How To: Use 3 point lighting to light your videos like pros

Three point lighting is the key to MAKING videos look professional. Tom Skowronski, the associate editor of Videomaker, guides us through the process of three point lighting. Three point lighting involves the use of three types of light to create a professional appearance when video taping. First, a key light is used to provide bright illumination of the subject. Then, a fill light cleans up the dark areas on the face. Lastly, a backlight fills serves to separate the subject from the background.

How To: Use 3 point lighting

This lighting tutorial video explains the basics of lighting a scene using the 3 point lighting scheme with a Lowell light kit and various essential equipment. Using the back light, the fill and key light, three point lighting will produce a properly lit subject. This video is great for lighting designers and cinematographers alike.

How To: Light digital home videos like a professional

Shooting home video is fun, and is a great way to get started on the path to a film career. But one thing that can kill your video is poor lighting. Not everyone is rich enough to a professional light kit, so what do you do to compensate? In this video you will get some great low budget, and even some free, tips on how to create proper lighting both in-doors and outdoors and tips on what to avoid in your scenes.

How To: Use a C-stand on a film set
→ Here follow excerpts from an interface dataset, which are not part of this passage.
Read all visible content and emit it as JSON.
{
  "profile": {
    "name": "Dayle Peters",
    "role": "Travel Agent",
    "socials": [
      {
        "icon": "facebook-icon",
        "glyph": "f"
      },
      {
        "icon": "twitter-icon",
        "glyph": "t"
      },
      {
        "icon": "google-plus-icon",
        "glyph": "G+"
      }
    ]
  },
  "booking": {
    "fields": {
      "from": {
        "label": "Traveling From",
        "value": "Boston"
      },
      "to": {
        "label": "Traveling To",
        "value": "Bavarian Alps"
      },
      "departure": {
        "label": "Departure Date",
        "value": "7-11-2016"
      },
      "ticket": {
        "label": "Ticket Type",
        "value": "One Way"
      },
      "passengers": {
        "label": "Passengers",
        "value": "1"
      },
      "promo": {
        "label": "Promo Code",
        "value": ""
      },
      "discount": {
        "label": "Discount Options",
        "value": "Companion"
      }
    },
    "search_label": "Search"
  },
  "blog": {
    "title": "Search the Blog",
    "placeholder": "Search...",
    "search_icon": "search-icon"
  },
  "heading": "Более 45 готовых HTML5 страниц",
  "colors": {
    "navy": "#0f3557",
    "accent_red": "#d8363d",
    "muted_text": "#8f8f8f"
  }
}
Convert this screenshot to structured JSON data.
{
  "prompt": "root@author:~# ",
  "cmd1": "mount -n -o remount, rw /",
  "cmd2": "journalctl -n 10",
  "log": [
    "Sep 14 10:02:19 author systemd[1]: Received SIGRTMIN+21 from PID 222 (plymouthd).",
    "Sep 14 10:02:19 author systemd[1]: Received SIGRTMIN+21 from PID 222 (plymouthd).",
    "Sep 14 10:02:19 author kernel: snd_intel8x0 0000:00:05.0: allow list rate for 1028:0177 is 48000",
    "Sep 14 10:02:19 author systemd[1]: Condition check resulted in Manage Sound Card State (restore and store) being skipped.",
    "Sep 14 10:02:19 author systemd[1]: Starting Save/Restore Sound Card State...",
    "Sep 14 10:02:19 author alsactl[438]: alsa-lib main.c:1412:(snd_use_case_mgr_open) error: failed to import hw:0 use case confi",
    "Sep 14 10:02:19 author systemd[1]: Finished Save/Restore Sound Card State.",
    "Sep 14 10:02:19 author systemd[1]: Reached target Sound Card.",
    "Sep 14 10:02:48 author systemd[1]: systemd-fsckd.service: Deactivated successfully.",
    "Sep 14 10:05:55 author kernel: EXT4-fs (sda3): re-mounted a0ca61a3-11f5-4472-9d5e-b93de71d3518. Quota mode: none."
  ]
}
Mike from the SubStream's "Film Lab" has some tips regarding grip gear. Century Stands, more commonly referred to as C-stands or grip stands, are the most commonly used film equipment and can be seen on virtually every film set. C-stands are a grips best friend! And their not just for aiding set lighting, but can be used for multiple purposes. It's super handy! Use a C-stand on a film set.